BridgeGate, Quid-Pro-Quo, and the New York Times Walk of Shame

This month the CEO of United Airlines resigned amid allegations that United had attempted to curry favor with the chairman of the Port Authority of New York and New Jersey by running a regular flight from Newark to South Carolina so that the official, David Samson, could go to his beach house each weekend. The Newark-Columbia, S.C. route apparently lost money each trip and was called “the chairman’s flight” by other Port Authority officials.

Is it against the law to fly planes from Newark to Columbia, South Carolina? No – not unless you’re doing it in the hopes of securing public money for better lease terms and capital improvements at your terminal from the official who flies it each week. Federal prosecutors routinely charge participants in such mutual backscratching deals under federal mail and wire fraud statues, based on the theory of “theft of honest services.” If a private entity gives something of value to a public official in exchange for favorable treatment from that public official, that’s a “scheme an artifice to defraud and deprive the public of its intangible right to the official’s honest services,” and both sides are criminally liable.

The quote above is from the federal complaint against Sheldon Silver, the former Speaker of the New York State Assembly, who was charged with pushing companies seeking benefits from the state to employ two law firms for their real estate business. The two firms then kicked back millions to Silver in “salary” and “referral fees.” It’s the same principle. It’s not illegal for a state lawmaker to earn money as a lawyer. It is illegal when that money is funneled to the lawmaker in exchange for favorable official treatment.

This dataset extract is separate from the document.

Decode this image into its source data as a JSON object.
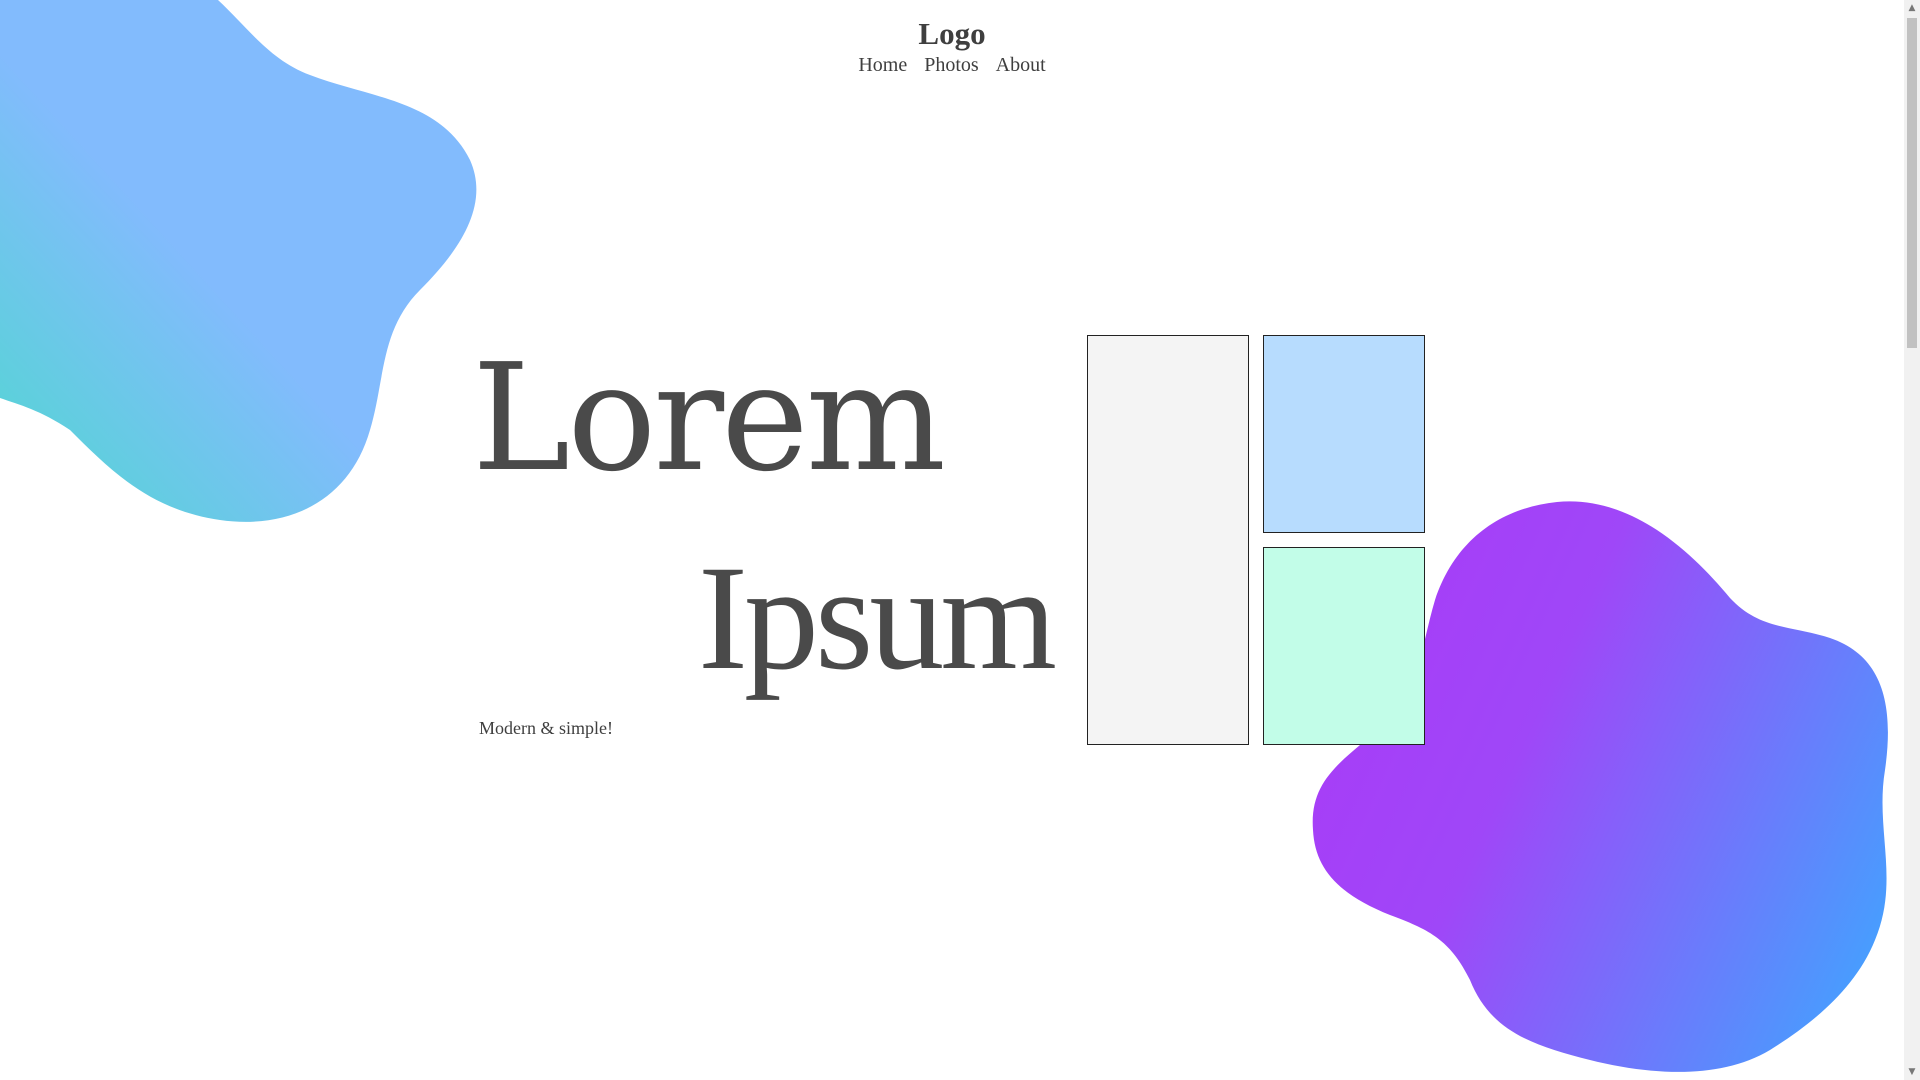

Silver, at least, apparently delivered when he was (allegedly) bribed. For decades, he was the most powerful politician in New York, and his patronage was the golden ticket. Samson? Not so much. He resigned under a cloud in 2014 during “Bridge-Gate.” (That, if you recall, was the only-in-New-Jersey escapade in which staffers at the Port Authority and the governor’s office conspired to create a traffic jam on the George Washington Bridge to punish a small-town mayor who had not endorsed Chris Christie for governor.) The New York Times reports that “within days” of Samson’s resignation, United cancelled the South Carolina route. That timing, it could be argued, is circumstantial evidence that United was not running the route for business reasons.

Now, it’s entirely possible that there was no quid pro quo contemplated, and no coordination between United and Samson over the scheduling of the flights. It’s not illegal to fly to South Carolina just because you happen to know that the chairman of the Port Authority has a house there. And it’s not illegal to discontinue a route. Neither Samson nor anyone from United has been charged, and there may have been no crime here at all. But if this is all an innocent misunderstanding, it’s one that could and should have been prevented by timely legal advice about public corruption laws beforehand. When your CEO is doing the walk of shame across the front page of the New York Times, it may be too late.

Caleb Mason

Caleb Mason is a partner with Brown White & Osborn LLP. He is a former federal prosecutor, and handles a wide variety of civil and criminal litigation. He has authored numerous scholarly publications on criminal and constitutional law, and is a frequent media commentator on criminal-justice issues. He was recently appointed to the Police Commission for the city of Claremont, California.
Caleb Mason